[What you need to do]: What follows is a block of records; restate each one word for word.
--------------------------------------------------
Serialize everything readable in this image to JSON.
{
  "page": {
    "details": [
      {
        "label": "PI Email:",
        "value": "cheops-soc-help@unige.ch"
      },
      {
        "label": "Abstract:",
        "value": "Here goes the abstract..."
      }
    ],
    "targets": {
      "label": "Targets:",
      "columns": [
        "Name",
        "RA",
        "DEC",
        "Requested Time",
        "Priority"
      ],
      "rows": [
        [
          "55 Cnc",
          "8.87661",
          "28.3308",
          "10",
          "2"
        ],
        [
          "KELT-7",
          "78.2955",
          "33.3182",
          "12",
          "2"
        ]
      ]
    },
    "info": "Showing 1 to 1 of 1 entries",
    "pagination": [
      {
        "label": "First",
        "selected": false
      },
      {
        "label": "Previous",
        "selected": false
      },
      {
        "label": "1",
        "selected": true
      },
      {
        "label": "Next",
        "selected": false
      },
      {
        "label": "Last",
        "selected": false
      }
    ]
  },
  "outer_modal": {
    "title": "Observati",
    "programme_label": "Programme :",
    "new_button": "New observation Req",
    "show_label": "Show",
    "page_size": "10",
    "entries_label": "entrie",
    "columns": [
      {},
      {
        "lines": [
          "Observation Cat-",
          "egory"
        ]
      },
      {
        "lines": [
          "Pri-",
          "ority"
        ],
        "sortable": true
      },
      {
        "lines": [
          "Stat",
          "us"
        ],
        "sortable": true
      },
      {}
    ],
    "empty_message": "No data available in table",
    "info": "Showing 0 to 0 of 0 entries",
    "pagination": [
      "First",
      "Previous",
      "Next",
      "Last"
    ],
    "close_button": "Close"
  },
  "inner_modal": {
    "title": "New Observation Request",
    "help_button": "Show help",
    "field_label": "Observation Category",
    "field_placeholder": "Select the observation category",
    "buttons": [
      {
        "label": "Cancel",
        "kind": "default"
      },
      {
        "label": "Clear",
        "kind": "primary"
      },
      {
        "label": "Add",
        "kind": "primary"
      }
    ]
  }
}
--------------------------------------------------
[Your response]:
Serialize everything readable in this image to JSON.
{
  "page": {
    "details": [
      {
        "label": "PI Email:",
        "value": "cheops-soc-help@unige.ch"
      },
      {
        "label": "Abstract:",
        "value": "Here goes the abstract..."
      }
    ],
    "targets": {
      "label": "Targets:",
      "columns": [
        "Name",
        "RA",
        "DEC",
        "Requested Time",
        "Priority"
      ],
      "rows": [
        [
          "55 Cnc",
          "8.87661",
          "28.3308",
          "10",
          "2"
        ],
        [
          "KELT-7",
          "78.2955",
          "33.3182",
          "12",
          "2"
        ]
      ]
    },
    "info": "Showing 1 to 1 of 1 entries",
    "pagination": [
      {
        "label": "First",
        "selected": false
      },
      {
        "label": "Previous",
        "selected": false
      },
      {
        "label": "1",
        "selected": true
      },
      {
        "label": "Next",
        "selected": false
      },
      {
        "label": "Last",
        "selected": false
      }
    ]
  },
  "outer_modal": {
    "title": "Observati",
    "programme_label": "Programme :",
    "new_button": "New observation Req",
    "show_label": "Show",
    "page_size": "10",
    "entries_label": "entrie",
    "columns": [
      {},
      {
        "lines": [
          "Observation Cat-",
          "egory"
        ]
      },
      {
        "lines": [
          "Pri-",
          "ority"
        ],
        "sortable": true
      },
      {
        "lines": [
          "Stat",
          "us"
        ],
        "sortable": true
      },
      {}
    ],
    "empty_message": "No data available in table",
    "info": "Showing 0 to 0 of 0 entries",
    "pagination": [
      "First",
      "Previous",
      "Next",
      "Last"
    ],
    "close_button": "Close"
  },
  "inner_modal": {
    "title": "New Observation Request",
    "help_button": "Show help",
    "field_label": "Observation Category",
    "field_placeholder": "Select the observation category",
    "buttons": [
      {
        "label": "Cancel",
        "kind": "default"
      },
      {
        "label": "Clear",
        "kind": "primary"
      },
      {
        "label": "Add",
        "kind": "primary"
      }
    ]
  }
}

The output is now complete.